I am happy to have found your site. I’m a long time make-from-scratch person. Now I’ve lost my job due to injury, I’m having to learn about growing my from-scratch and how to make the most of them. Such as an abundance of dill, mint, coriander (you call it cilantro I think) and pumpkins etc. I have always made pickles, chutneys and freeze dehydrate bottle and bake. Your site helps me go that one step further.
Hi Rosie! I’m so sorry to hear about your job loss and injury. I know that’s a difficult situation, but it’s good to hear that you’re being creative with what you have and making things from scratch!
My daughter gave me a planter with 4 varities of mint for Mothers Day. Have used them in iced tea, hot tea and fruit salads. Yhey have really taken off so i my search for uses of mint stumbled upon your blog. Thank you for all suggestions, many of which I will try.
Hi Carol! So happy that you found the ideas useful! I hope you enjoy your mint plants! :)
I did enjoy your post ten things to do with mint as a matter of fact I always enjoy your posts. Since I bought your Ebook things to do with roses I am hooked on this site. Thank you for all this wonderful info and God bless!
Hi Rhoda, Thank you for the kind words! I’m so happy that you’re enjoying the site! :)
I am so glad to have found your site. I love anything to do with gardening and herbs. Great ideas come from interesting people like you. Thanks. Theresa schulz
Hi Theresa! I’m so happy that you’re enjoying the site! :)
I am making that spearmint sugar now, and my kitchen smells amazing! I cannot wait to try it, honestly, but I will. I am sure it will be delicious in all sorts of things, so I doubled it.

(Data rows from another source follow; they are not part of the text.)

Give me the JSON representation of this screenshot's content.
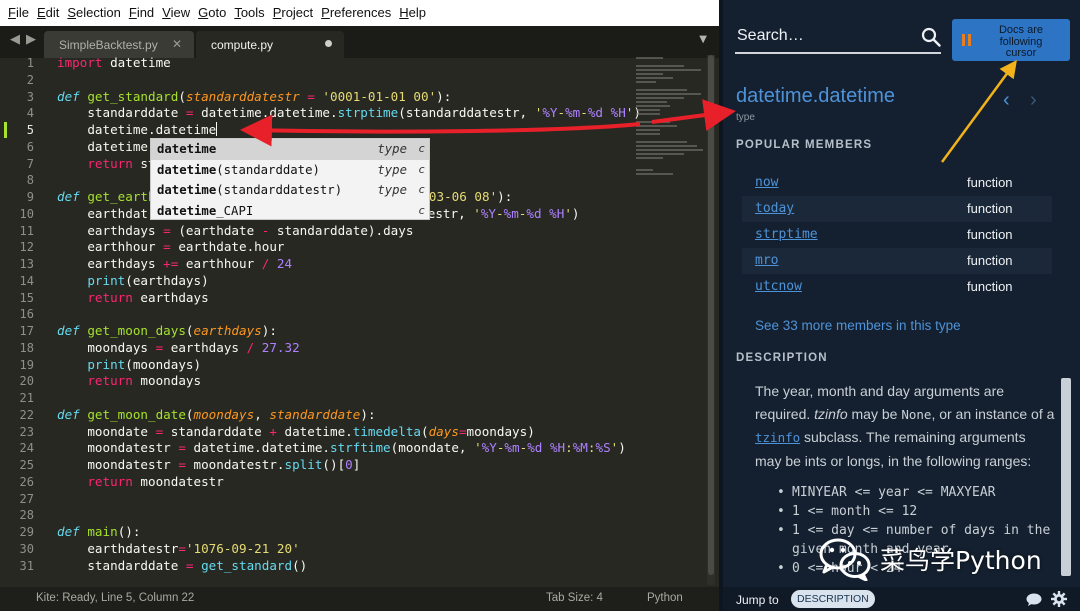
{
  "menubar": [
    "File",
    "Edit",
    "Selection",
    "Find",
    "View",
    "Goto",
    "Tools",
    "Project",
    "Preferences",
    "Help"
  ],
  "tabs": [
    {
      "label": "SimpleBacktest.py",
      "active": false
    },
    {
      "label": "compute.py",
      "active": true
    }
  ],
  "line_numbers": [
    "1",
    "2",
    "3",
    "4",
    "5",
    "6",
    "7",
    "8",
    "9",
    "10",
    "11",
    "12",
    "13",
    "14",
    "15",
    "16",
    "17",
    "18",
    "19",
    "20",
    "21",
    "22",
    "23",
    "24",
    "25",
    "26",
    "27",
    "28",
    "29",
    "30",
    "31"
  ],
  "current_line": "5",
  "code": {
    "l1": {
      "kw": "import",
      "text": " datetime"
    },
    "l3": {
      "def": "def",
      "fn": "get_standard",
      "param": "standarddatestr",
      "eq": " = ",
      "str": "'0001-01-01 00'",
      "end": "):"
    },
    "l4": {
      "a": "    standarddate ",
      "eq": "=",
      "b": " datetime.datetime.",
      "call": "strptime",
      "c": "(standarddatestr, ",
      "s1": "'",
      "fmt1": "%Y",
      "s2": "-",
      "fmt2": "%m",
      "s3": "-",
      "fmt3": "%d",
      "s4": " ",
      "fmt4": "%H",
      "s5": "'",
      "d": ")"
    },
    "l5": {
      "text": "    datetime.datetime"
    },
    "l6": {
      "text": "    datetime"
    },
    "l7": {
      "kw": "    return",
      "text": " st"
    },
    "l9": {
      "def": "def",
      "fn": "get_earth",
      "str": "019-03-06 08'",
      "end": "):"
    },
    "l10": {
      "a": "    earthdat",
      "b": "datestr, ",
      "s1": "'",
      "fmt1": "%Y",
      "s2": "-",
      "fmt2": "%m",
      "s3": "-",
      "fmt3": "%d",
      "s4": " ",
      "fmt4": "%H",
      "s5": "'",
      "d": ")"
    },
    "l11": {
      "a": "    earthdays ",
      "eq": "=",
      "b": " (earthdate ",
      "op": "-",
      "c": " standarddate).days"
    },
    "l12": {
      "a": "    earthhour ",
      "eq": "=",
      "b": " earthdate.hour"
    },
    "l13": {
      "a": "    earthdays ",
      "op1": "+=",
      "b": " earthhour ",
      "op2": "/",
      "num": " 24"
    },
    "l14": {
      "bi": "    print",
      "text": "(earthdays)"
    },
    "l15": {
      "kw": "    return",
      "text": " earthdays"
    },
    "l17": {
      "def": "def",
      "fn": "get_moon_days",
      "p0": "(",
      "param": "earthdays",
      "end": "):"
    },
    "l18": {
      "a": "    moondays ",
      "eq": "=",
      "b": " earthdays ",
      "op": "/",
      "num": " 27.32"
    },
    "l19": {
      "bi": "    print",
      "text": "(moondays)"
    },
    "l20": {
      "kw": "    return",
      "text": " moondays"
    },
    "l22": {
      "def": "def",
      "fn": "get_moon_date",
      "p0": "(",
      "param1": "moondays",
      "sep": ", ",
      "param2": "standarddate",
      "end": "):"
    },
    "l23": {
      "a": "    moondate ",
      "eq": "=",
      "b": " standarddate ",
      "op": "+",
      "c": " datetime.",
      "call": "timedelta",
      "p0": "(",
      "kwarg": "days",
      "eq2": "=",
      "d": "moondays)"
    },
    "l24": {
      "a": "    moondatestr ",
      "eq": "=",
      "b": " datetime.datetime.",
      "call": "strftime",
      "c": "(moondate, ",
      "s1": "'",
      "fmt1": "%Y",
      "s2": "-",
      "fmt2": "%m",
      "s3": "-",
      "fmt3": "%d",
      "s4": " ",
      "fmt4": "%H",
      "s5": ":",
      "fmt5": "%M",
      "s6": ":",
      "fmt6": "%S",
      "s7": "'",
      "d": ")"
    },
    "l25": {
      "a": "    moondatestr ",
      "eq": "=",
      "b": " moondatestr.",
      "call": "split",
      "c": "()[",
      "num": "0",
      "d": "]"
    },
    "l26": {
      "kw": "    return",
      "text": " moondatestr"
    },
    "l29": {
      "def": "def",
      "fn": "main",
      "end": "():"
    },
    "l30": {
      "a": "    earthdatestr",
      "eq": "=",
      "str": "'1076-09-21 20'"
    },
    "l31": {
      "a": "    standarddate ",
      "eq": "=",
      "b": " ",
      "call": "get_standard",
      "c": "()"
    }
  },
  "autocomplete": [
    {
      "match": "datetime",
      "rest": "",
      "kind": "type",
      "hint": "c"
    },
    {
      "match": "datetime",
      "rest": "(standarddate)",
      "kind": "type",
      "hint": "c"
    },
    {
      "match": "datetime",
      "rest": "(standarddatestr)",
      "kind": "type",
      "hint": "c"
    },
    {
      "match": "datetime",
      "rest": "_CAPI",
      "kind": "",
      "hint": "c"
    }
  ],
  "statusbar": {
    "left": "Kite: Ready, Line 5, Column 22",
    "tab_size": "Tab Size: 4",
    "syntax": "Python"
  },
  "docs": {
    "search_placeholder": "Search…",
    "follow_button": "Docs are following cursor",
    "title": "datetime.datetime",
    "subtitle": "type",
    "popular_heading": "POPULAR MEMBERS",
    "members": [
      {
        "name": "now",
        "kind": "function"
      },
      {
        "name": "today",
        "kind": "function"
      },
      {
        "name": "strptime",
        "kind": "function"
      },
      {
        "name": "mro",
        "kind": "function"
      },
      {
        "name": "utcnow",
        "kind": "function"
      }
    ],
    "see_more": "See 33 more members in this type",
    "description_heading": "DESCRIPTION",
    "desc": {
      "p1": "The year, month and day arguments are required. ",
      "tzinfo_italic": "tzinfo",
      "p2": " may be ",
      "none": "None",
      "p3": ", or an instance of a ",
      "tzinfo_link": "tzinfo",
      "p4": " subclass. The remaining arguments may be ints or longs, in the following ranges:"
    },
    "bullets": [
      "MINYEAR <= year <= MAXYEAR",
      "1 <= month <= 12",
      "1 <= day <= number of days in the given month and year",
      "0 <= hour < 24"
    ],
    "jump_to": "Jump to",
    "jump_pill": "DESCRIPTION"
  },
  "watermark": "菜鸟学Python",
  "colors": {
    "editor_bg": "#272822",
    "docs_bg": "#14202f",
    "accent_blue": "#4e93d9",
    "arrow_red": "#e8202a",
    "arrow_yellow": "#f2b21b"
  }
}
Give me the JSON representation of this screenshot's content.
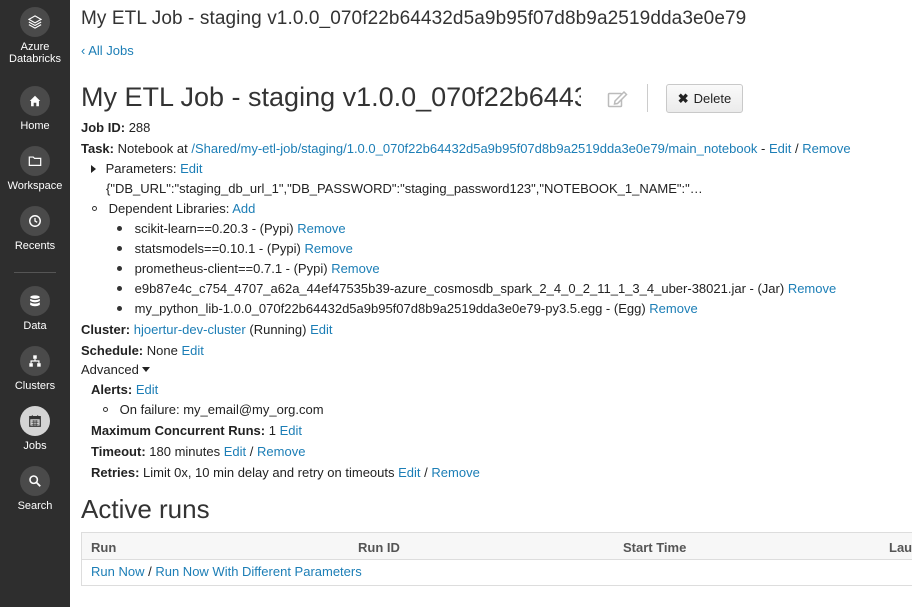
{
  "sidebar": {
    "items": [
      {
        "label_line1": "Azure",
        "label_line2": "Databricks",
        "icon": "databricks-logo-icon"
      },
      {
        "label": "Home",
        "icon": "home-icon"
      },
      {
        "label": "Workspace",
        "icon": "folder-icon"
      },
      {
        "label": "Recents",
        "icon": "clock-icon"
      },
      {
        "label": "Data",
        "icon": "database-icon"
      },
      {
        "label": "Clusters",
        "icon": "clusters-icon"
      },
      {
        "label": "Jobs",
        "icon": "calendar-icon",
        "active": true
      },
      {
        "label": "Search",
        "icon": "search-icon"
      }
    ]
  },
  "header": {
    "page_title": "My ETL Job - staging v1.0.0_070f22b64432d5a9b95f07d8b9a2519dda3e0e79",
    "back_link": "‹ All Jobs",
    "job_name": "My ETL Job - staging v1.0.0_070f22b64432d5a9b95f07d8b9a2519dda3e0e79",
    "delete_label": "Delete"
  },
  "job": {
    "id_label": "Job ID:",
    "id_value": "288",
    "task_label": "Task:",
    "task_prefix": "Notebook at",
    "task_path": "/Shared/my-etl-job/staging/1.0.0_070f22b64432d5a9b95f07d8b9a2519dda3e0e79/main_notebook",
    "task_sep": "-",
    "edit": "Edit",
    "remove": "Remove",
    "slash": "/",
    "parameters_label": "Parameters:",
    "parameters_value": "{\"DB_URL\":\"staging_db_url_1\",\"DB_PASSWORD\":\"staging_password123\",\"NOTEBOOK_1_NAME\":\"…",
    "dependent_label": "Dependent Libraries:",
    "add": "Add",
    "libraries": [
      {
        "name": "scikit-learn==0.20.3 - (Pypi)"
      },
      {
        "name": "statsmodels==0.10.1 - (Pypi)"
      },
      {
        "name": "prometheus-client==0.7.1 - (Pypi)"
      },
      {
        "name": "e9b87e4c_c754_4707_a62a_44ef47535b39-azure_cosmosdb_spark_2_4_0_2_11_1_3_4_uber-38021.jar - (Jar)"
      },
      {
        "name": "my_python_lib-1.0.0_070f22b64432d5a9b95f07d8b9a2519dda3e0e79-py3.5.egg - (Egg)"
      }
    ],
    "cluster_label": "Cluster:",
    "cluster_name": "hjoertur-dev-cluster",
    "cluster_state": "(Running)",
    "schedule_label": "Schedule:",
    "schedule_value": "None",
    "advanced_label": "Advanced",
    "alerts_label": "Alerts:",
    "on_failure": "On failure: my_email@my_org.com",
    "max_runs_label": "Maximum Concurrent Runs:",
    "max_runs_value": "1",
    "timeout_label": "Timeout:",
    "timeout_value": "180 minutes",
    "retries_label": "Retries:",
    "retries_value": "Limit 0x, 10 min delay and retry on timeouts"
  },
  "active_runs": {
    "heading": "Active runs",
    "columns": [
      "Run",
      "Run ID",
      "Start Time",
      "Lau"
    ],
    "run_now": "Run Now",
    "sep": "/",
    "run_now_params": "Run Now With Different Parameters"
  },
  "colors": {
    "sidebar_bg": "#2e2e2e",
    "link": "#1c7eb6"
  }
}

Sounds wonderful! I love the scent of mint sugar! :)
Comments are closed.